It is easy to understand AT&T Inc.'s desire to add to the durability and density of its 4G network when you consider the sheer number of smartphones and other devices that will be on the air in the coming years.
This Tuesday, AT&T said it sold more than 10 million smartphones in the fourth quarter, thanks to high demand for the iPhone and Android over the holiday period. This beats its previous record of 9.4 million smartphones in the same quarter in 2011.
AT&T executives, meanwhile, have been in Las Vegas talking about the need to densify the 4G LTE network in big cities like New York, Chicago and San Francisco over the coming years.
The operator has already laid out how it will do this as part of its plan to cover 300 million potential customers in the U.S. with LTE by the end of 2014. Additions to the network will include:
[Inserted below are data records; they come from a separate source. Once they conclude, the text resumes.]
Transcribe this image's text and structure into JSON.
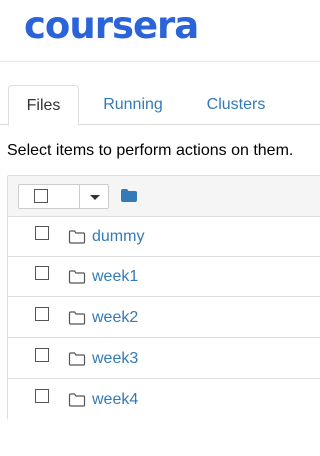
{
  "brand": {
    "logo_text": "coursera",
    "colors": {
      "logo": "#2a64d8",
      "link": "#337ab7",
      "border": "#dddddd",
      "header_bg": "#f5f5f5"
    }
  },
  "tabs": [
    {
      "label": "Files",
      "active": true
    },
    {
      "label": "Running",
      "active": false
    },
    {
      "label": "Clusters",
      "active": false
    }
  ],
  "instructions": "Select items to perform actions on them.",
  "list_header": {
    "select_all_checked": false,
    "dropdown_icon": "caret-down-icon",
    "folder_icon": "folder-solid-icon"
  },
  "items": [
    {
      "name": "dummy",
      "type": "folder",
      "checked": false
    },
    {
      "name": "week1",
      "type": "folder",
      "checked": false
    },
    {
      "name": "week2",
      "type": "folder",
      "checked": false
    },
    {
      "name": "week3",
      "type": "folder",
      "checked": false
    },
    {
      "name": "week4",
      "type": "folder",
      "checked": false
    }
  ]
}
10,000 new macrocell base stations
40,000 LTE and HSPA+ small cells
1,000 4G distributed antenna systems in stadiums and other high-traffic areas
AT&T already has the fastest 4G cities in the country, but my read is that this network effort is not merely about the need for speed.
The way its subscriber base is moving to smartphones and shared plans that encourage users to add devices like tablets to their data plans suggests ever greater waves of IP traffic carried over the network in the future. Certainly, AT&T can try and control that with data caps, but the carrier also wants people to use more data because that's the future of its revenue stream.
So adding 4G density in cities, where people are most likely to burn their way through massive amounts of data, makes good sense. Particularly for a carrier like AT&T that didn't adequately foresee what would happen when the iPhone arrived on its 3G network.
Will the drive for density be enough? It's hard to say, since we don't know how another device or multimedia app might once again change the rules for mobile network density.
Bulking up 4G in cities just seems like a good idea for AT&T whatever happens, though, given the services it is hoping to layer onto the 4G network.
— Dan Jones, Site Editor, Light Reading Mobile